Since the player can have any number of inventory items or skills, we made the menus scrollable. This means that there is additional logic to determine which lines of the menu ought to be visible at a given time. We made the menus transparent so that they would not fully obscure any objects on the screen.

Game Content

We created all of the 3D models in our game - including Johnny 5, Hoverbot, and the Dalek -- from scratch (kudos to Ashley for Hoverbot and the Dalek, especially).

Textures were obtained primarily from Paul Bourke's extensive online collection located at and the Moving Bitmaps In 3D Space tutorial located at

Sounds were obtained online primarily from and a variety of other online sources. The soundtrack contains .s3ms from Future Assassin and Nightbeat. Our alternate soundtrack feautres the London Symphony Orchestra perfoming selections from composer John Williams.

Code Credits

Some geometrical algorithms used in view frustum culling were adapted from proofs and examples from Paul Bourke's geometry website, located at
As mentioned above
To implement CD music, we used the windows Media Control Interface (MCI) to control the CD device. We adapted Giancarlo Iovino's CdAudio class to get this to work in our program. His article can be found at:
We used code from /usr/class/cs248/support/src/glut-3.7/progs/advanced97/texture.{c,h} to load rgb textures.
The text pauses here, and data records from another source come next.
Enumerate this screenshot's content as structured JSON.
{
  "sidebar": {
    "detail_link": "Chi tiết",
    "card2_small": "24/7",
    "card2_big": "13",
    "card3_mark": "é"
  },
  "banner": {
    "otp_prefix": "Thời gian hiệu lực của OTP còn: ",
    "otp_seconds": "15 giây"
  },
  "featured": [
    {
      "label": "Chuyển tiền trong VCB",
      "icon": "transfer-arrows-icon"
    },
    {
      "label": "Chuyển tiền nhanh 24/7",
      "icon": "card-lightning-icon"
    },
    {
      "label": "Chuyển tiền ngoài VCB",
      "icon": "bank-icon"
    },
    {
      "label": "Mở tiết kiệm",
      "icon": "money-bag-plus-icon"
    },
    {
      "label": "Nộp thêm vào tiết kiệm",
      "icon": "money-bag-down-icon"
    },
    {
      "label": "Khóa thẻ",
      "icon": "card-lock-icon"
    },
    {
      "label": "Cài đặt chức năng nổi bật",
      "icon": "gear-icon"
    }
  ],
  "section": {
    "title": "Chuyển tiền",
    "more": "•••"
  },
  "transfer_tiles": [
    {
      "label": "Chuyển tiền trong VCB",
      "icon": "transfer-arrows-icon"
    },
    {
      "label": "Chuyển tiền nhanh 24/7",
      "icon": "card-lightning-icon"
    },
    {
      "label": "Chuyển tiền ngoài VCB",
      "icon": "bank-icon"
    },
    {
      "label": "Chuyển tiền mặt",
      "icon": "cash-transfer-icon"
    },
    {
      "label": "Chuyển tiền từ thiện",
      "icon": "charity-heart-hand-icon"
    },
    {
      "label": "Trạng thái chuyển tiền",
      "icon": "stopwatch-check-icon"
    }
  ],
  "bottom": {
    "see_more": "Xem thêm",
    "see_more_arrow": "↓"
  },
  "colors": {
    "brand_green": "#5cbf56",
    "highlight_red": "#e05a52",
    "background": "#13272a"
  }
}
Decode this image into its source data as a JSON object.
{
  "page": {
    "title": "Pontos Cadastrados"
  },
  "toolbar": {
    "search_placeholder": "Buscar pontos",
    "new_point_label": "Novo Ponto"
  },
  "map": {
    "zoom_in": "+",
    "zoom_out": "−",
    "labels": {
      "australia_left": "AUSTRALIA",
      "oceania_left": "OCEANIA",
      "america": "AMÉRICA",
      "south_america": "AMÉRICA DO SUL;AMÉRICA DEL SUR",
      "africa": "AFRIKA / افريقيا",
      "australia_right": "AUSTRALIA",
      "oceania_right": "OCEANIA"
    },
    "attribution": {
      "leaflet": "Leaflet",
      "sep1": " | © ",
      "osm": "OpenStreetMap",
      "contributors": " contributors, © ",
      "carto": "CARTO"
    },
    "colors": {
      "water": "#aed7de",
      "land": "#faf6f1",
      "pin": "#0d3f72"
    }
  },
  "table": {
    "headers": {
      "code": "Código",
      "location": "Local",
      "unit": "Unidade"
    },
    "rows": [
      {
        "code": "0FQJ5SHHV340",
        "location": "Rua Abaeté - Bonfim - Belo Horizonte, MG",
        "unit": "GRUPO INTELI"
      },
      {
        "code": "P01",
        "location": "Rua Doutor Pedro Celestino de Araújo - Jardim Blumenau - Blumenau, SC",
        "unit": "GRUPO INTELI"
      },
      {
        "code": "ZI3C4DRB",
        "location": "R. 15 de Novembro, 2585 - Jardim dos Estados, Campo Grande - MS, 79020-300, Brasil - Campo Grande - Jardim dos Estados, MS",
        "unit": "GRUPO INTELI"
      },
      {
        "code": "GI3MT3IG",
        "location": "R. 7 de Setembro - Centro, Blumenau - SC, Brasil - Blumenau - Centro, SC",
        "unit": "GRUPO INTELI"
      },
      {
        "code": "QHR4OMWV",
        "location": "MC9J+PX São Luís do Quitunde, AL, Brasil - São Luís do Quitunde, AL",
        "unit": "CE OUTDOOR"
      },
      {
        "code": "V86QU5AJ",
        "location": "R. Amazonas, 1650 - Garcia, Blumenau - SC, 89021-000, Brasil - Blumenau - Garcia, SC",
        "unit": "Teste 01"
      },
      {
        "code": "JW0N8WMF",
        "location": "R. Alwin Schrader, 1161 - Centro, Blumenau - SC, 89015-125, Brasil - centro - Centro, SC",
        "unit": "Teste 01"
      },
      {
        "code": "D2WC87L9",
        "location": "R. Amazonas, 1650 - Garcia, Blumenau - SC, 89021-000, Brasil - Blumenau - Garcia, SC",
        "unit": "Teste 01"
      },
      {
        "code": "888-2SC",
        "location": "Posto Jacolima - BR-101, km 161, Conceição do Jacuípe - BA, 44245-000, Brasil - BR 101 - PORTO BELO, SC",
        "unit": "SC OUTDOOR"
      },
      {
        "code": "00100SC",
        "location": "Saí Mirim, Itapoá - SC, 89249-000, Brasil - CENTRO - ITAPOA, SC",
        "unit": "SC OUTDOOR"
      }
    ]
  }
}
Game Description

You are an inexperienced robot thrust into a competitive arena with other robots. To survive, you must collect resources and treasure in the world before other robots do. Above all, you must also be able to defeat other robots in head-to-head combat. If you defeat them, you'll gain experience and abilities and maybe even some of their booty.

Prepare yourself, for the world...of Whoopass

Whoopass IV: Wrath of Whoopass

Whoopass IV is a multiplayer networked game for up to 4 players per game. There can be an unlimited number of computer players. The game itself completely customizable through the various text files in the items, worlds, and images subdirectories.

See screenshots, read the manual and download the full, playable game at

Last modified: Tue Dec 7 16:34:16 PST 1999